Abbi – After I graduate in the spring of 2022, I plan on teaching first or second grade in either the Madison or Milwaukee Public Schools. I eventually will return to school for a master’s in either educational policy studies or social work. Once I am done with school, my ultimate goal is to move to the Washington, D.C., area and continue educating there. 

What’s it like having a sister with similar career aspirations? 

Megan – It’s been really fun having a sister with similar career aspirations. We constantly are discussing changes that need to be made to education to reflect the needs of all students. We read over each other’s work and bounce ideas off of one another when completing assignments. (Since I am one year ahead in the program), I’m also able to help prepare her for what’s to come … and let’s just say she hit the jackpot when it comes to not having to buy textbooks! 

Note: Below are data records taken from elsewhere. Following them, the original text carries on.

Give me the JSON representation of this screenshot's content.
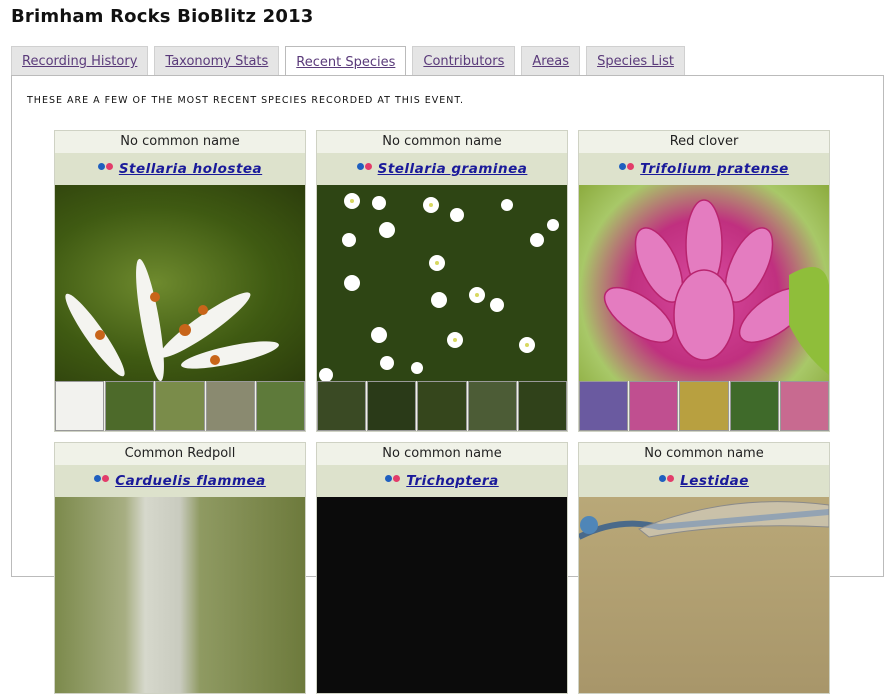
{
  "page": {
    "title": "Brimham Rocks BioBlitz 2013"
  },
  "tabs": [
    {
      "label": "Recording History"
    },
    {
      "label": "Taxonomy Stats"
    },
    {
      "label": "Recent Species"
    },
    {
      "label": "Contributors"
    },
    {
      "label": "Areas"
    },
    {
      "label": "Species List"
    }
  ],
  "panel": {
    "intro": "These are a few of the most recent species recorded at this event."
  },
  "cards": [
    {
      "common": "No common name",
      "scientific": "Stellaria holostea"
    },
    {
      "common": "No common name",
      "scientific": "Stellaria graminea"
    },
    {
      "common": "Red clover",
      "scientific": "Trifolium pratense"
    },
    {
      "common": "Common Redpoll",
      "scientific": "Carduelis flammea"
    },
    {
      "common": "No common name",
      "scientific": "Trichoptera"
    },
    {
      "common": "No common name",
      "scientific": "Lestidae"
    }
  ]
}
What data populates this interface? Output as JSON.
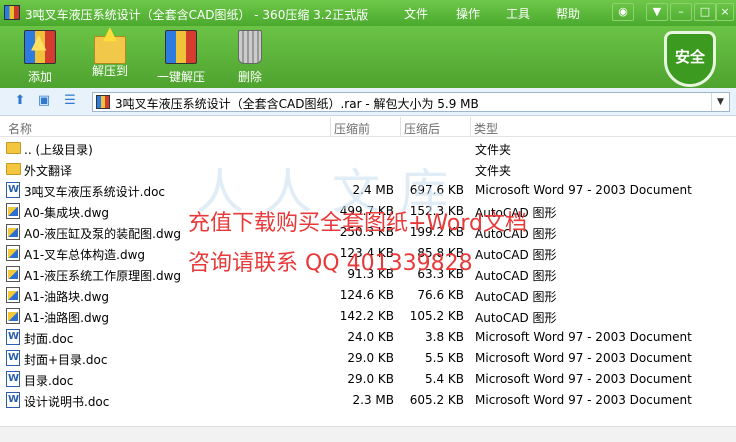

Abbi – It is so cool! I am very lucky to have a sister who has similar career aspirations. If I need help on an assignment she is able support me and understand it, because she had to go through the same courses. Also, if I just want to talk about a topic or issue, we covered in one of my classes, we are able to have an insightful conversation because she is well informed on the topics herself. When either one of us are stuck on or stressed out about an assignment, we talk it through with one another and provide feedback.